Rock Stars- #sol June 28, 2016
Have you ever seen one of your heroes in the wild? What would you do if you did? Seeing people you admire from a distance may make you wonder when you see them up close.
Last week I had the thrill of attending the Teachers College June Writing Institute, an experience that will stay with me forever. The week was filled with small moments- most of which I am still processing. One of our end of day keynotes was the author Jack Gantos. I have read some of his books and was excited to “meet” him, from my seat in the front row of the auditorium, knowing that I would not exchange words with him, but would see him up close and absorb his words.
According to friends who have heard him speak before most of what he said was what they had already heard from school visits, but to me, it was all brand new.
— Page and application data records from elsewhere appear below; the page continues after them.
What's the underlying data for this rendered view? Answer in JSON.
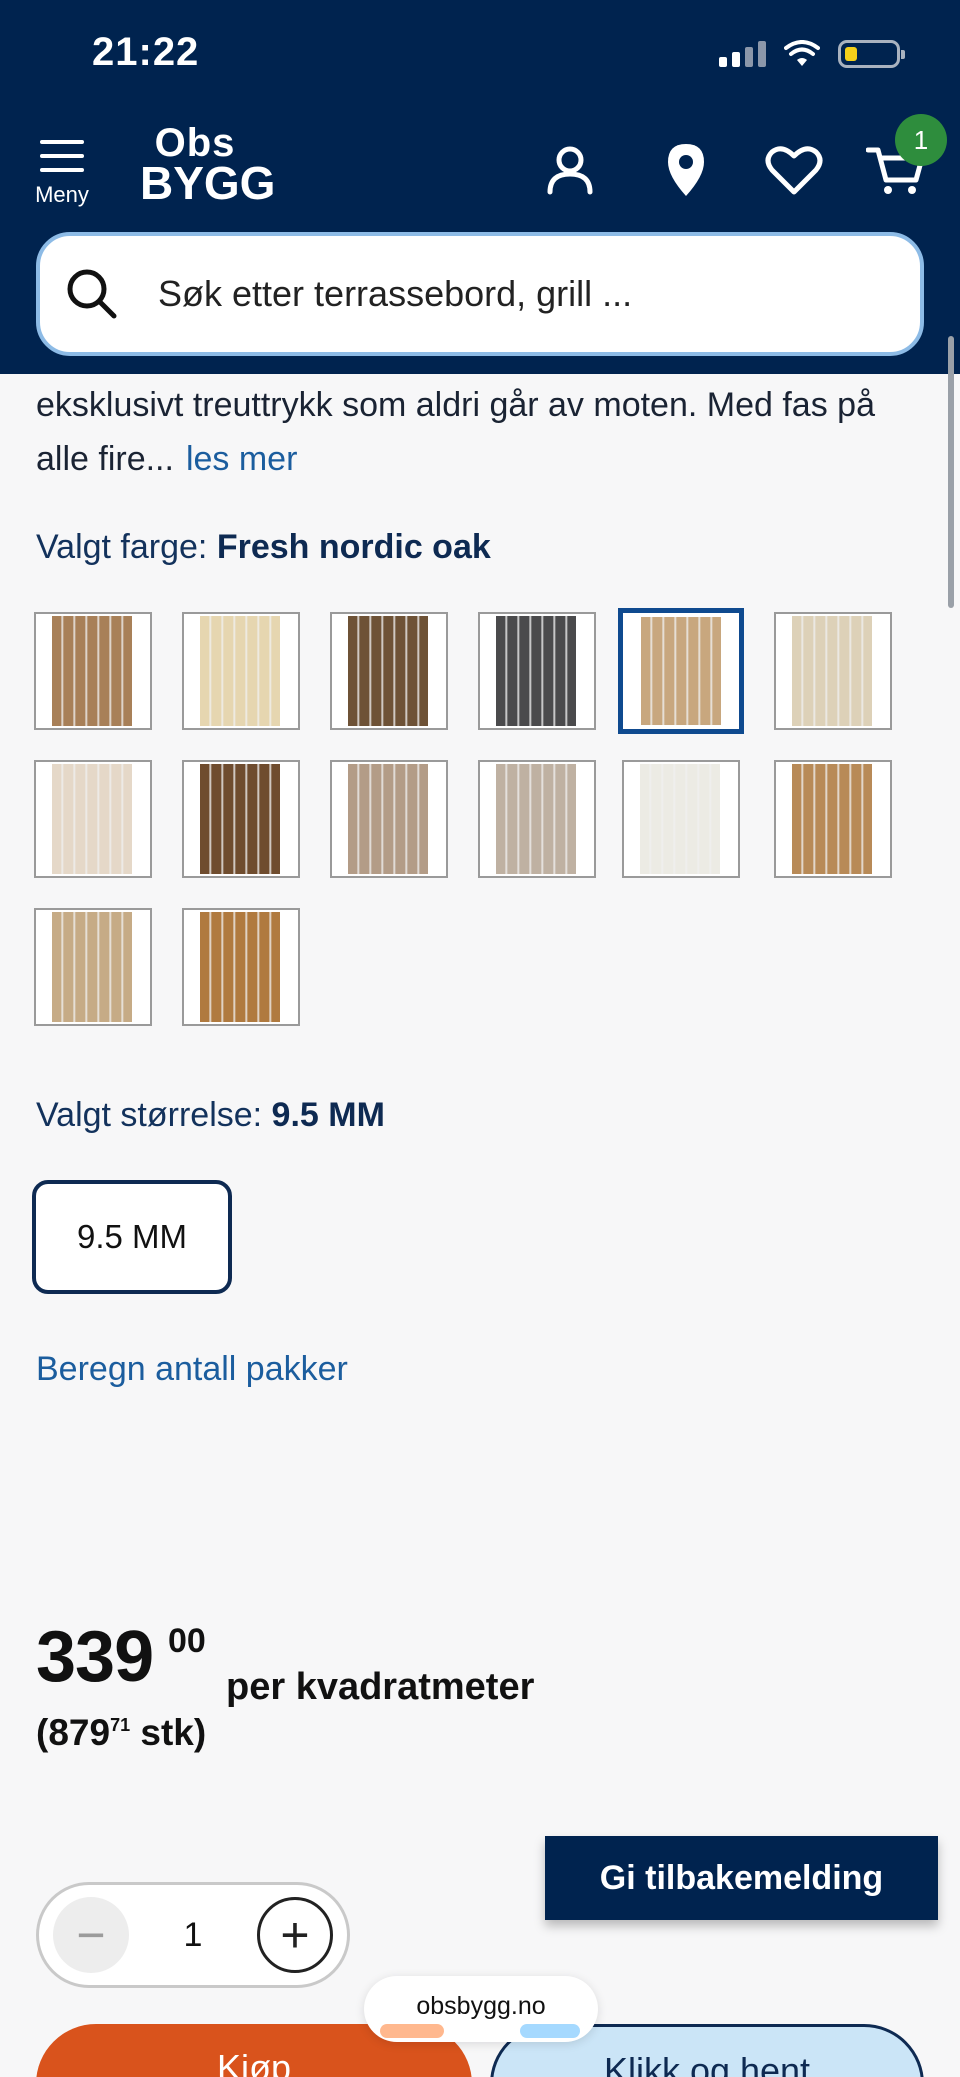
{
  "status_bar": {
    "time": "21:22"
  },
  "header": {
    "menu_label": "Meny",
    "logo_line1": "Obs",
    "logo_line2": "BYGG",
    "cart_count": "1",
    "icons": [
      "menu-icon",
      "user-icon",
      "location-pin-icon",
      "heart-icon",
      "cart-icon"
    ]
  },
  "search": {
    "placeholder": "Søk etter terrassebord, grill ..."
  },
  "description": {
    "text": "eksklusivt treuttrykk som aldri går av moten. Med fas på alle fire...",
    "read_more": "les mer"
  },
  "color_selector": {
    "label": "Valgt farge: ",
    "selected": "Fresh nordic oak",
    "swatches": [
      {
        "color": "#a88058"
      },
      {
        "color": "#e6d6b0"
      },
      {
        "color": "#6e5236"
      },
      {
        "color": "#4a4a4c"
      },
      {
        "color": "#c8a77e",
        "selected": true
      },
      {
        "color": "#ddd1b8"
      },
      {
        "color": "#e5d8c8"
      },
      {
        "color": "#6f4c2e"
      },
      {
        "color": "#b39c87"
      },
      {
        "color": "#bfb1a2"
      },
      {
        "color": "#ecebe4"
      },
      {
        "color": "#b88a57"
      },
      {
        "color": "#c6ab86"
      },
      {
        "color": "#b07a3f"
      }
    ]
  },
  "size_selector": {
    "label": "Valgt størrelse: ",
    "selected": "9.5 MM",
    "options": [
      "9.5 MM"
    ]
  },
  "calc_link": "Beregn antall pakker",
  "price": {
    "main": "339",
    "decimals": "00",
    "unit": "per kvadratmeter",
    "sub_open": "(879",
    "sub_decimals": "71",
    "sub_close": " stk)"
  },
  "feedback_button": "Gi tilbakemelding",
  "quantity": {
    "value": "1",
    "minus": "−",
    "plus": "+"
  },
  "buy_button": "Kjøp",
  "pickup_button": "Klikk og hent",
  "url_bar": "obsbygg.no",
  "colors": {
    "navy": "#00234f",
    "orange": "#d9531c",
    "link": "#1b5d9e",
    "badge": "#2e8d3d"
  }
}
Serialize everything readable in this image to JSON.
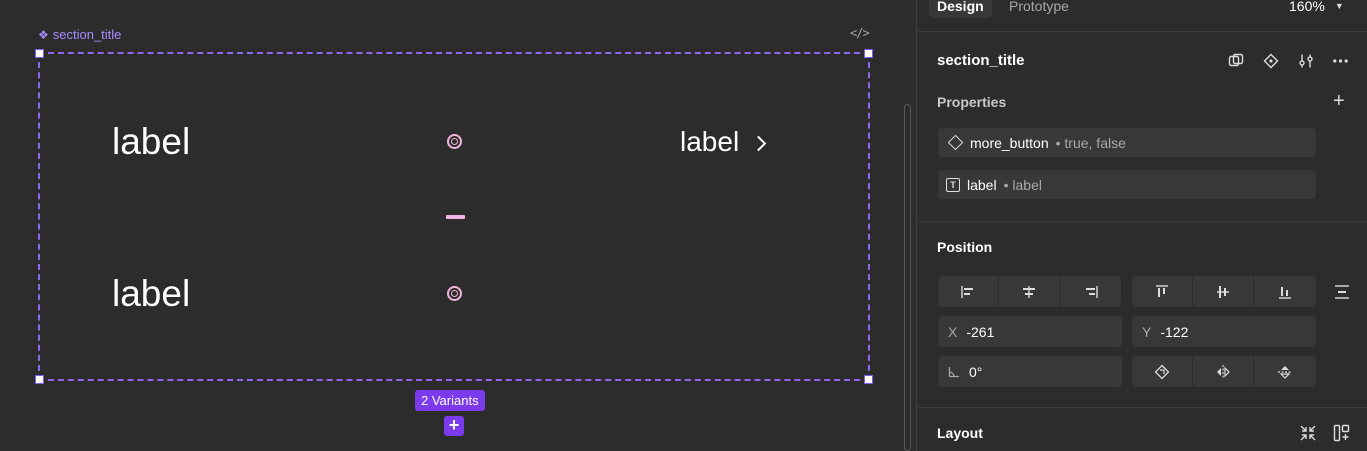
{
  "canvas": {
    "component_name": "section_title",
    "code_icon_text": "</>",
    "labels": [
      "label",
      "label"
    ],
    "right_label": "label",
    "variants_badge": "2 Variants",
    "add_variant": "+",
    "accent_color": "#7c3aed",
    "property_color": "#f3b5e0"
  },
  "panel": {
    "tabs": [
      {
        "label": "Design",
        "active": true
      },
      {
        "label": "Prototype",
        "active": false
      }
    ],
    "zoom": "160%",
    "component_title": "section_title",
    "properties": {
      "heading": "Properties",
      "items": [
        {
          "icon": "diamond-icon",
          "name": "more_button",
          "value": "• true, false"
        },
        {
          "icon": "text-icon",
          "name": "label",
          "value": "• label"
        }
      ]
    },
    "position": {
      "heading": "Position",
      "x_label": "X",
      "x_value": "-261",
      "y_label": "Y",
      "y_value": "-122",
      "rotation_value": "0°"
    },
    "layout": {
      "heading": "Layout"
    }
  }
}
What struck me most was his explanation of his writing routines. He has a schedule that he follows every day (and I LOVE that he considers his reading time his candy and reminds us not to save reading for when we are too tired). As it turns out he writes quite close to where I would soon be going to visit my mom.
Last night my son, my mom, and two of their friends were headed to a neighborhood block party anniversary celebration of a local restaurant’s 10th anniversary. The restaurant, Orinoco, serves tasty Latin American cuisine and we were enjoying each pass by of trays of delicious food, when I saw a familiar face, Jack Gantos, was just walking up. One of the men with us was a former teacher and once I told him some of Jack’s titles he knew the name, but to everyone else in our small group he was as stranger. My son laughed, “You recognize authors the way most normal people would recognize Tom Brady or another sports star.” After reassuring him that I AM normal he amended his thoughts to say, “Well, maybe a few other people would if they actually looked at book blurbs or whatever.”
What he said made me think. I think one of my main jobs as a teacher is to help students believe that authors are rock stars and that as authors of their own stories themselves they are rock stars too. I love that my students have made connections to various authors (live in author visits, virtually via Skypes, tweets, reading websites, etc.) and I want them to recognize authors they encounter in the wild. I am excited that one of my students will travel to nErDcamp to spend a night at the junior version to connect with authors and illustrators (we may be the only ones there from Malaysia, but how exciting for us!). I want my students to want to glean all they can from poring over words as they are written. I want them to know that we are all writers together. As I sit in Starbucks writing I wonder who the authors are sitting near me.
Did I rush up to Jack Gantos and talk to him? No, but I admired him from afar as a writer in the wild and I was proud that he was seen.